- Operation Home Alone: The Attorney General's Operation Home Alone investigation of corruption in the home care industry during 2009 resulted in civil settlements with licensed home health care services and certified home health care agencies totaling $51.7 million and 25 criminal convictions. As part of this ongoing investigation, MFCU indicted two home health aide training schools and their owners for selling phony home health aide certificates - resulting in millions of dollars of unlawful Medicaid billings. In addition, a home care agency and its owner were convicted of stealing more than $1 million for nursing services provided by unlicensed nurses in the State of New York. To date, 125 defendants have been charged and approximately 100 have been convicted through Operation Home Alone.
- Pharmaceutical Settlements: MFCU participated in settlements with several pharmaceutical companies, including Eli Lilly, Pfizer, Mylan Pharmaceuticals, Astra Zeneca, and Aventis for off-label marketing, kickbacks, misreporting prices, and other fraud.
- Drug Diversion and Prescription Fraud: In 2009, MFCU secured a 3 year prison sentence for a doctor who was convicted of selling prescriptions, which were then filled, and sold on the street - all paid for with Medicaid money.
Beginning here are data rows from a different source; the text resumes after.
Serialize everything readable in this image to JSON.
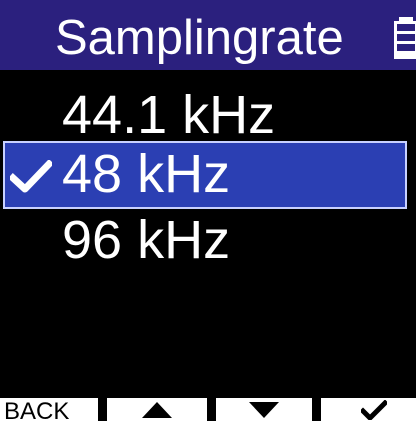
{
  "header": {
    "title": "Samplingrate",
    "icon": "battery-icon",
    "background": "#2b207e"
  },
  "options": [
    {
      "label": "44.1 kHz",
      "selected": false
    },
    {
      "label": "48 kHz",
      "selected": true
    },
    {
      "label": "96 kHz",
      "selected": false
    }
  ],
  "selection_color": "#2b3fb3",
  "selected_icon": "checkmark-icon",
  "softkeys": {
    "back_label": "BACK",
    "up_icon": "up-arrow-icon",
    "down_icon": "down-arrow-icon",
    "confirm_icon": "checkmark-icon"
  }
}
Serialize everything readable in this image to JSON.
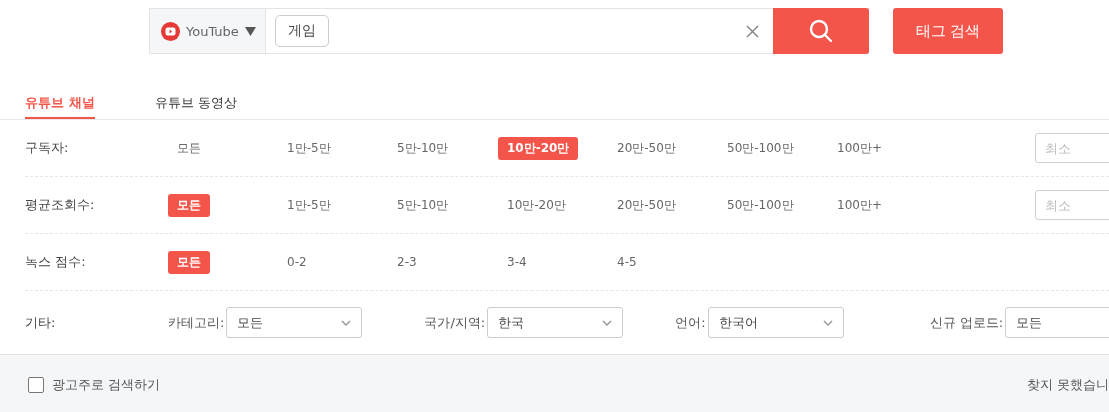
{
  "search": {
    "platform": "YouTube",
    "tags": [
      "게임"
    ],
    "tag_search_label": "태그 검색"
  },
  "tabs": [
    {
      "label": "유튜브 채널",
      "selected": true
    },
    {
      "label": "유튜브 동영상",
      "selected": false
    }
  ],
  "filters": [
    {
      "label": "구독자:",
      "min_placeholder": "최소",
      "options": [
        {
          "label": "모든",
          "selected": false
        },
        {
          "label": "1만-5만",
          "selected": false
        },
        {
          "label": "5만-10만",
          "selected": false
        },
        {
          "label": "10만-20만",
          "selected": true
        },
        {
          "label": "20만-50만",
          "selected": false
        },
        {
          "label": "50만-100만",
          "selected": false
        },
        {
          "label": "100만+",
          "selected": false
        }
      ]
    },
    {
      "label": "평균조회수:",
      "min_placeholder": "최소",
      "options": [
        {
          "label": "모든",
          "selected": true
        },
        {
          "label": "1만-5만",
          "selected": false
        },
        {
          "label": "5만-10만",
          "selected": false
        },
        {
          "label": "10만-20만",
          "selected": false
        },
        {
          "label": "20만-50만",
          "selected": false
        },
        {
          "label": "50만-100만",
          "selected": false
        },
        {
          "label": "100만+",
          "selected": false
        }
      ]
    },
    {
      "label": "녹스 점수:",
      "options": [
        {
          "label": "모든",
          "selected": true
        },
        {
          "label": "0-2",
          "selected": false
        },
        {
          "label": "2-3",
          "selected": false
        },
        {
          "label": "3-4",
          "selected": false
        },
        {
          "label": "4-5",
          "selected": false
        }
      ]
    }
  ],
  "other": {
    "label": "기타:",
    "dropdowns": [
      {
        "label": "카테고리:",
        "value": "모든"
      },
      {
        "label": "국가/지역:",
        "value": "한국"
      },
      {
        "label": "언어:",
        "value": "한국어"
      },
      {
        "label": "신규 업로드:",
        "value": "모든"
      }
    ]
  },
  "footer": {
    "advertiser_filter": {
      "label": "광고주로 검색하기",
      "checked": false
    },
    "status": "찾지 못했습니"
  }
}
In addition, a pharmacist was sentenced to one year in jail for billing Medicaid over $1 million dollars for prescription drugs that were never dispensed.
- Program Fraud: An upstate hospital debt collecting company and its owner were indicted for scamming Medicaid for over $700,000 by bribing a local Department of Social Services employee to assist in approving Medicaid coverage for certain hospital patients. The DSS employee pleaded guilty and is cooperating in the ongoing prosecution. MFCU filed a civil suit against the debt collecting company seeking over $2 million dollars in civil damages and penalties under the False Claims Act and Social Services Law.
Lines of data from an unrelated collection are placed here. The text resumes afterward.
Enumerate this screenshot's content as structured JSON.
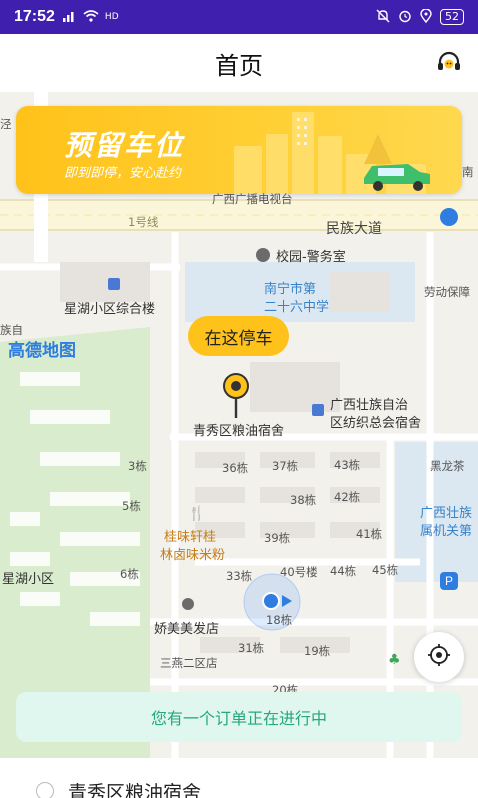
{
  "status_bar": {
    "time": "17:52",
    "network": "4G",
    "wifi": "HD",
    "battery": "52"
  },
  "header": {
    "title": "首页",
    "support_icon": "headset-icon"
  },
  "banner": {
    "title": "预留车位",
    "subtitle": "即到即停，安心赴约"
  },
  "map": {
    "brand": "高德地图",
    "park_here_label": "在这停车",
    "poi": {
      "broadcast": "广西广播电视台",
      "line1": "1号线",
      "road_minzu": "民族大道",
      "police": "校园-警务室",
      "school_1": "南宁市第",
      "school_2": "二十六中学",
      "labor": "劳动保障",
      "xinghu_complex": "星湖小区综合楼",
      "minzu_left": "族自",
      "gxzz_1": "广西壮族自治",
      "gxzz_2": "区纺织总会宿舍",
      "grain_dorm": "青秀区粮油宿舍",
      "heilongcha": "黑龙茶",
      "gx_right_1": "广西壮族",
      "gx_right_2": "属机关第",
      "guiwei_1": "桂味轩桂",
      "guiwei_2": "林卤味米粉",
      "xinghu_area": "星湖小区",
      "jiaomeimei": "娇美美发店",
      "sanyan": "三燕二区店",
      "b36": "36栋",
      "b37": "37栋",
      "b43": "43栋",
      "b38": "38栋",
      "b42": "42栋",
      "b39": "39栋",
      "b41": "41栋",
      "b33": "33栋",
      "b40": "40号楼",
      "b44": "44栋",
      "b45": "45栋",
      "b3": "3栋",
      "b5": "5栋",
      "b6": "6栋",
      "b18": "18栋",
      "b31": "31栋",
      "b19": "19栋",
      "b20": "20栋",
      "nan": "南",
      "jing": "泾"
    }
  },
  "order_notice": "您有一个订单正在进行中",
  "bottom_sheet": {
    "address": "青秀区粮油宿舍"
  },
  "colors": {
    "status_bar": "#3f1fae",
    "accent_yellow": "#ffc21a",
    "notice_bg": "#dff7ee",
    "notice_text": "#27a77a"
  }
}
- Nursing Homes: MFCU filed criminal charges and a civil lawsuit seeking damages of $5 million against a nursing home and its owner for paying kickbacks to a hospital employee for patient referrals ultimately billed to Medicaid. By law, patients are entitled to a choice of 5 nursing homes, but the hospital employee referred the patients to nursing homes he knew would refuse the referral, leaving the patients no choice but to go to the corrupt home. As a result of this scheme, patients were denied a real choice of where they or their loved ones would be admitted.
- Dentists: A judge issued a $15.6 million judgment against two dentists who operated a mobile dentist business and who knowingly employed an individual with a prior felony conviction. The convicted felon had also been barred from participating in the Medicaid program and paid kickbacks for Medicaid patient referrals. The felon made illegal payments to have "runners" and "hustlers" refer Medicaid patients to the buses for treatments billed to Medicaid.
- Hidden Camera Investigations: Cuomo's MFCU leads the nation in using hidden surveillance to investigate neglect and abuse in nursing homes. MFCU arrested 22 current and former health care workers at nursing homes in Troy and Buffalo just last month. To date, 30 nursing home employees have been convicted based on undercover video.
Under the federal legislation that created the Medicaid fraud control unit program in 1978, the federal government funds 75 percent of Medicaid fraud control units' budgets and states fund 25 percent. The U.S. Department of Health and Human Services administers the federal grant funds for the nation's 50 Medicaid fraud control units. The New York MFCU's own monetary recoveries fund New York State's share of the unit's budget with the remainder of the money returned to the New York State Department of Health's Medicaid budget.